See also[edit]

References[edit]

  1. ^ a b c "2007–2009 Three Year Financial Report" (PDF) (in Chinese). China Telecommunications Corporation. 1 March 2011. Retrieved 26 July 2017.
  2. ^ "邮电部关于电信总局对内对外称谓及"中国电信"企业标识使用有关问题的通知" (Press release) (in Chinese). Ministry of Posts and Telecommunications (China). 1 November 1995. Archived from the original on 10 November 2017. Retrieved 26 July 2017.
  3. ^ Allen-Ebrahimian, Bethany (24 June 2020). "Defense Department produces list of Chinese military-linked companies". Axios. Retrieved 24 June 2020.
  4. ^ a b c "2016 Annual Report" (PDF). China Telecom. 6 April 2017. Retrieved 26 July 2017.
  5. ^ "List of H Share Companies (Main Board)". Hong Kong Stock Exchange. 30 June 2017. Retrieved 26 July 2017.
  6. ^ "Industry shakeup creates 3 telecom giants". China Daily. 25 May 2008. Retrieved 25 July 2017.
  7. ^ "China Satcom taken over amid telecom reshuffle". China Daily. 10 April 2009. Retrieved 25 July 2017.
  8. ^ China Telecom Key Performance Indicators
  9. ^ "Internet Filtering in China in 2004–2005: A Country Study". Opennetinitiative.net. Archived from the original on 28 September 2007. Retrieved 18 November 2010.
  10. ^ a b "ROUNDUP China Unicom acquires Netcom, sells CDMA assets as telco reorg takes off". Forbes. 2 June 2008. Archived from the original on 4 June 2011. Retrieved 10 June 2008.
  11. ^ Wang Xing (8 January 2009). "China issues 3G licenses". China Daily. Retrieved 28 September 2018.
  12. ^ Shepardson, David (11 December 2020). "FCC begins process of halting China Telecom U.S. operations". Reuters. Retrieved 11 December 2020.
  13. ^ "China orders sweeping telecom merger". USA TODAY. 26 May 2008. Retrieved 10 June 2008.
  14. ^ "China Telecom to help establish 3rd PH telco player – Andanar". Rappler. Manila. 10 December 2017. Retrieved 28 September 2018.
  15. ^ "China Telecom picked to become the Philippines' third telecoms player". South China Morning Post. Hong Kong. Reuters. 11 December 2017. Retrieved 28 September 2018.
  16. ^ a b "Mislatel, now Dito Telecommunity, gets permit to operate as 3rd telco". CNN Philippines. 8 July 2019. Retrieved 9 July 2019.
  17. ^ a b c Balinbin, Arjay L. (8 July 2019). "Mislatel to rebrand as 'Dito Telecommunity' after getting license". BusinessWorld.

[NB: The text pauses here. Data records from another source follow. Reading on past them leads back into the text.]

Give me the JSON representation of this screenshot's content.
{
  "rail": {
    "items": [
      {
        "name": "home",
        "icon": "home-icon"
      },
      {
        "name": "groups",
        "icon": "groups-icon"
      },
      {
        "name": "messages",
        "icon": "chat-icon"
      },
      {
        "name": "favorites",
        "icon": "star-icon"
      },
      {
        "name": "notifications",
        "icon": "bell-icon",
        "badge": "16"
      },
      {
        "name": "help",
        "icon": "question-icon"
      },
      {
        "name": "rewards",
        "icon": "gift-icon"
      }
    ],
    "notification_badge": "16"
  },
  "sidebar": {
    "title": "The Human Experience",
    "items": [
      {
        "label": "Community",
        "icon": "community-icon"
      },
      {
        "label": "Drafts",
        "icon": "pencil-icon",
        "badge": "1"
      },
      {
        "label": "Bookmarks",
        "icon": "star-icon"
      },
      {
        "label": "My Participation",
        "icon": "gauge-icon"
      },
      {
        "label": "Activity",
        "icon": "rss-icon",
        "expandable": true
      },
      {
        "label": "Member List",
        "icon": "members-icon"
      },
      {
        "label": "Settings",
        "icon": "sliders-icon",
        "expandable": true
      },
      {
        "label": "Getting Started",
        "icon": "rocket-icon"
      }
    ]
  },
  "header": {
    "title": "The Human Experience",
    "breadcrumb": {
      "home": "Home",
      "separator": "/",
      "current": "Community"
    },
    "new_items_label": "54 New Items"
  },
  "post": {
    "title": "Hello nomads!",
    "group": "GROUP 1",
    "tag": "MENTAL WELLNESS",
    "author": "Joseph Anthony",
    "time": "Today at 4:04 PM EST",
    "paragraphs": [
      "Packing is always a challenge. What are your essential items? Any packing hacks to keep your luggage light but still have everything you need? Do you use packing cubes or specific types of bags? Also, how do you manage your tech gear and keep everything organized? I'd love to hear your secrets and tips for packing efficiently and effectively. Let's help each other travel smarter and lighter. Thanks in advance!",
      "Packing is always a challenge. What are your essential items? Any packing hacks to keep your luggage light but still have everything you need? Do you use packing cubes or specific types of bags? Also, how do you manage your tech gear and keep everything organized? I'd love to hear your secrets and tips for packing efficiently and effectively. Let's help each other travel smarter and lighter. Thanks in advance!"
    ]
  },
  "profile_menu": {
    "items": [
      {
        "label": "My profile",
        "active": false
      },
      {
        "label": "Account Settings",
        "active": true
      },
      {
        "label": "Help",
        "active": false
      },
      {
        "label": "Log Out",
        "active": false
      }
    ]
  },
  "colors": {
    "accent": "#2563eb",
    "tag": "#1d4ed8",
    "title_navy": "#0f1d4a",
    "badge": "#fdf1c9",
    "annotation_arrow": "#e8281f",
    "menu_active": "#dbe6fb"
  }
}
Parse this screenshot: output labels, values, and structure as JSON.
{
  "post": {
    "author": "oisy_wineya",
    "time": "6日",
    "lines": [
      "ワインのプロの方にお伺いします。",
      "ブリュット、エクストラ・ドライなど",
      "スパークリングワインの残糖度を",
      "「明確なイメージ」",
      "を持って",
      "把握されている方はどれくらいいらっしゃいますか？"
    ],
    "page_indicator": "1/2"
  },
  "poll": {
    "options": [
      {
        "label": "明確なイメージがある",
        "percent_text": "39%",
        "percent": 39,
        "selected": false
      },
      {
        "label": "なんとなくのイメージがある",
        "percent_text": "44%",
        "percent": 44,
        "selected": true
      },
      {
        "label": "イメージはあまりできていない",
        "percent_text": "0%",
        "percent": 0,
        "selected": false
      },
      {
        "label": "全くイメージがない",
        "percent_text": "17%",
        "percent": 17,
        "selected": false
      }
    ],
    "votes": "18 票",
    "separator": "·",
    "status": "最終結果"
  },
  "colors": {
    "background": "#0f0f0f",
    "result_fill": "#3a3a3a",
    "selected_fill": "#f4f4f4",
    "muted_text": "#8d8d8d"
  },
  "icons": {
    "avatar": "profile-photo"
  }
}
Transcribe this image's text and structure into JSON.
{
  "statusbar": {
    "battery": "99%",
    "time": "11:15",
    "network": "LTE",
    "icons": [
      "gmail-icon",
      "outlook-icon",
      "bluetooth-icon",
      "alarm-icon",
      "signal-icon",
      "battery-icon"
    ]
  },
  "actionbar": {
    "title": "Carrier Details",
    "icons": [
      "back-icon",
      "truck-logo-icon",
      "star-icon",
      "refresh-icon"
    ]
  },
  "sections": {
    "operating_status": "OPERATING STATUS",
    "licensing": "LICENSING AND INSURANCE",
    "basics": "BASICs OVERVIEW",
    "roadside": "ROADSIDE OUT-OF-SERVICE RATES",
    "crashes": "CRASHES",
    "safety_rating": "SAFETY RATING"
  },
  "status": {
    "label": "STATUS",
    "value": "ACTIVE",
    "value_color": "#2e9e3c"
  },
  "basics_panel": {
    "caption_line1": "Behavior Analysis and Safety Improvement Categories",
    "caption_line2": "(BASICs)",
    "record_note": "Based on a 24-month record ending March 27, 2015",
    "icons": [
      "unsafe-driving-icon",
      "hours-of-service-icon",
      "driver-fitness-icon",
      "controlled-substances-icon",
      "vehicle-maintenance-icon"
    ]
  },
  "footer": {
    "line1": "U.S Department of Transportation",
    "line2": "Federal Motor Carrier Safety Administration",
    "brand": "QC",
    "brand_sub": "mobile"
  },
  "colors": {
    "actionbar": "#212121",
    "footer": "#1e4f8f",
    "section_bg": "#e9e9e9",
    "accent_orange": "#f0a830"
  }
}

Retrieved 9 July 2019.
  18. ^ a b Parrocha, Azer (8 July 2019). "PRRD hands Mislatel Consortium permit to operate as 3rd telco". Philippine News Agency. Retrieved 9 July 2019.
  19. ^ https://twitter.com/DICTgovph/status/1064480636784660481?s=20
  20. ^ "2016 Annual Report" (PDF) (in Chinese). Besttone Holding. 22 April 2017. p. 35. Retrieved 26 July 2017.
  21. ^ Crittenden, Michael R. (17 November 2010). "Chinese Firm 'Hijacked' U.S. Data in April". The Wall Street Journal.
  22. ^ "Section 2: External Implications of China's Internet-related Activities" (PDF). USCC 2010 Annual Report. U.S.-China Economic and Security Review Commission. Archived from the original (PDF) on 2 December 2010.
  23. ^ Young, Doug (17 November 2010). "China Telecom denies hijacking U.S. Web traffic". Reuters.
  24. ^ Mozur, Paul (1 January 2021). "New York to Delist Chinese Telecom Firms in Symbolic Shift". The New York Times. ISSN 0362-4331. Retrieved 1 January 2021.

External links[edit]